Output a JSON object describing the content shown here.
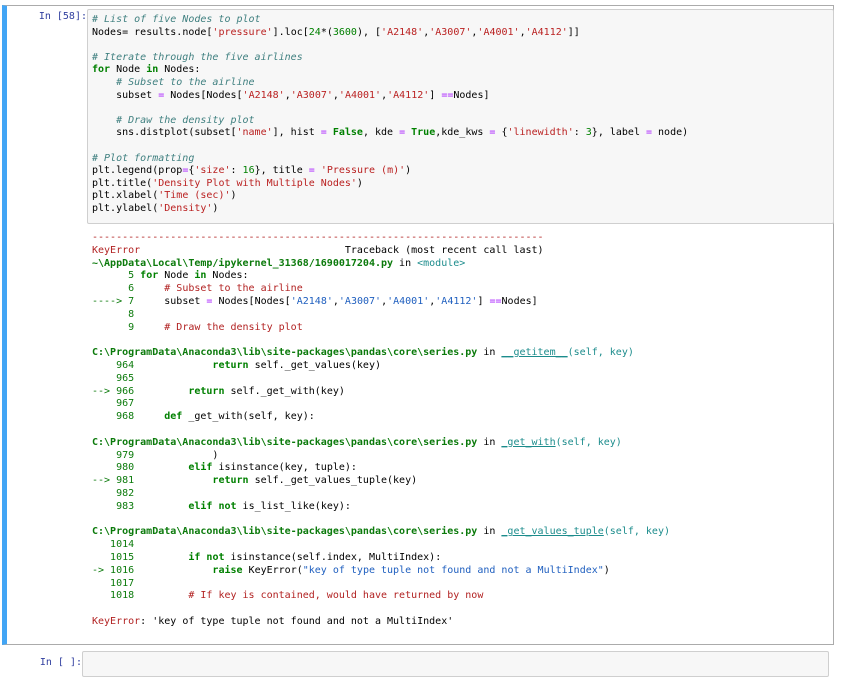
{
  "cell1": {
    "prompt": "In [58]:",
    "code": {
      "l1": "# List of five Nodes to plot",
      "l2a": "Nodes",
      "l2b": "= results.node[",
      "l2c": "'pressure'",
      "l2d": "].loc[",
      "l2e": "24",
      "l2f": "*(",
      "l2g": "3600",
      "l2h": "), [",
      "l2i": "'A2148'",
      "l2j": ",",
      "l2k": "'A3007'",
      "l2l": ",",
      "l2m": "'A4001'",
      "l2n": ",",
      "l2o": "'A4112'",
      "l2p": "]]",
      "l4": "# Iterate through the five airlines",
      "l5a": "for",
      "l5b": " Node ",
      "l5c": "in",
      "l5d": " Nodes:",
      "l6": "    # Subset to the airline",
      "l7a": "    subset ",
      "l7b": "=",
      "l7c": " Nodes[Nodes[",
      "l7d": "'A2148'",
      "l7e": ",",
      "l7f": "'A3007'",
      "l7g": ",",
      "l7h": "'A4001'",
      "l7i": ",",
      "l7j": "'A4112'",
      "l7k": "] ",
      "l7l": "==",
      "l7m": "Nodes]",
      "l9": "    # Draw the density plot",
      "l10a": "    sns.distplot(subset[",
      "l10b": "'name'",
      "l10c": "], hist ",
      "l10d": "=",
      "l10e": " False",
      "l10f": ", kde ",
      "l10g": "=",
      "l10h": " True",
      "l10i": ",kde_kws ",
      "l10j": "=",
      "l10k": " {",
      "l10l": "'linewidth'",
      "l10m": ": ",
      "l10n": "3",
      "l10o": "}, label ",
      "l10p": "=",
      "l10q": " node)",
      "l12": "# Plot formatting",
      "l13a": "plt.legend(prop",
      "l13b": "=",
      "l13c": "{",
      "l13d": "'size'",
      "l13e": ": ",
      "l13f": "16",
      "l13g": "}, title ",
      "l13h": "=",
      "l13i": " ",
      "l13j": "'Pressure (m)'",
      "l13k": ")",
      "l14a": "plt.title(",
      "l14b": "'Density Plot with Multiple Nodes'",
      "l14c": ")",
      "l15a": "plt.xlabel(",
      "l15b": "'Time (sec)'",
      "l15c": ")",
      "l16a": "plt.ylabel(",
      "l16b": "'Density'",
      "l16c": ")"
    },
    "output": {
      "dashes": "---------------------------------------------------------------------------",
      "err_name": "KeyError",
      "traceback_hdr": "                                  Traceback (most recent call last)",
      "file1": "~\\AppData\\Local\\Temp/ipykernel_31368/1690017204.py",
      "file1_in": " in ",
      "file1_mod": "<module>",
      "f1l5n": "      5 ",
      "f1l5a": "for",
      "f1l5b": " Node ",
      "f1l5c": "in",
      "f1l5d": " Nodes:",
      "f1l6n": "      6 ",
      "f1l6": "    # Subset to the airline",
      "f1l7n": "----> 7 ",
      "f1l7a": "    subset ",
      "f1l7b": "=",
      "f1l7c": " Nodes[Nodes[",
      "f1l7d": "'A2148'",
      "f1l7e": ",",
      "f1l7f": "'A3007'",
      "f1l7g": ",",
      "f1l7h": "'A4001'",
      "f1l7i": ",",
      "f1l7j": "'A4112'",
      "f1l7k": "] ",
      "f1l7l": "==",
      "f1l7m": "Nodes]",
      "f1l8n": "      8",
      "f1l9n": "      9 ",
      "f1l9": "    # Draw the density plot",
      "file2": "C:\\ProgramData\\Anaconda3\\lib\\site-packages\\pandas\\core\\series.py",
      "file2_in": " in ",
      "file2_fn": "__getitem__",
      "file2_args": "(self, key)",
      "f2l964n": "    964 ",
      "f2l964a": "            ",
      "f2l964b": "return",
      "f2l964c": " self._get_values(key)",
      "f2l965n": "    965",
      "f2l966n": "--> 966 ",
      "f2l966a": "        ",
      "f2l966b": "return",
      "f2l966c": " self._get_with(key)",
      "f2l967n": "    967",
      "f2l968n": "    968 ",
      "f2l968a": "    ",
      "f2l968b": "def",
      "f2l968c": " _get_with(self, key):",
      "file3": "C:\\ProgramData\\Anaconda3\\lib\\site-packages\\pandas\\core\\series.py",
      "file3_in": " in ",
      "file3_fn": "_get_with",
      "file3_args": "(self, key)",
      "f3l979n": "    979 ",
      "f3l979": "            )",
      "f3l980n": "    980 ",
      "f3l980a": "        ",
      "f3l980b": "elif",
      "f3l980c": " isinstance(key, tuple):",
      "f3l981n": "--> 981 ",
      "f3l981a": "            ",
      "f3l981b": "return",
      "f3l981c": " self._get_values_tuple(key)",
      "f3l982n": "    982",
      "f3l983n": "    983 ",
      "f3l983a": "        ",
      "f3l983b": "elif",
      "f3l983c": " ",
      "f3l983d": "not",
      "f3l983e": " is_list_like(key):",
      "file4": "C:\\ProgramData\\Anaconda3\\lib\\site-packages\\pandas\\core\\series.py",
      "file4_in": " in ",
      "file4_fn": "_get_values_tuple",
      "file4_args": "(self, key)",
      "f4l1014n": "   1014",
      "f4l1015n": "   1015 ",
      "f4l1015a": "        ",
      "f4l1015b": "if",
      "f4l1015c": " ",
      "f4l1015d": "not",
      "f4l1015e": " isinstance(self.index, MultiIndex):",
      "f4l1016n": "-> 1016 ",
      "f4l1016a": "            ",
      "f4l1016b": "raise",
      "f4l1016c": " KeyError(",
      "f4l1016d": "\"key of type tuple not found and not a MultiIndex\"",
      "f4l1016e": ")",
      "f4l1017n": "   1017",
      "f4l1018n": "   1018 ",
      "f4l1018": "        # If key is contained, would have returned by now",
      "final_err": "KeyError",
      "final_msg": ": 'key of type tuple not found and not a MultiIndex'"
    }
  },
  "cell2": {
    "prompt": "In [ ]:"
  }
}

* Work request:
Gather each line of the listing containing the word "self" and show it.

* Output of the task:
      "file2_args": "(self, key)",
      "f2l964c": " self._get_values(key)",
      "f2l966c": " self._get_with(key)",
      "f2l968c": " _get_with(self, key):",
      "file3_args": "(self, key)",
      "f3l981c": " self._get_values_tuple(key)",
      "file4_args": "(self, key)",
      "f4l1015e": " isinstance(self.index, MultiIndex):",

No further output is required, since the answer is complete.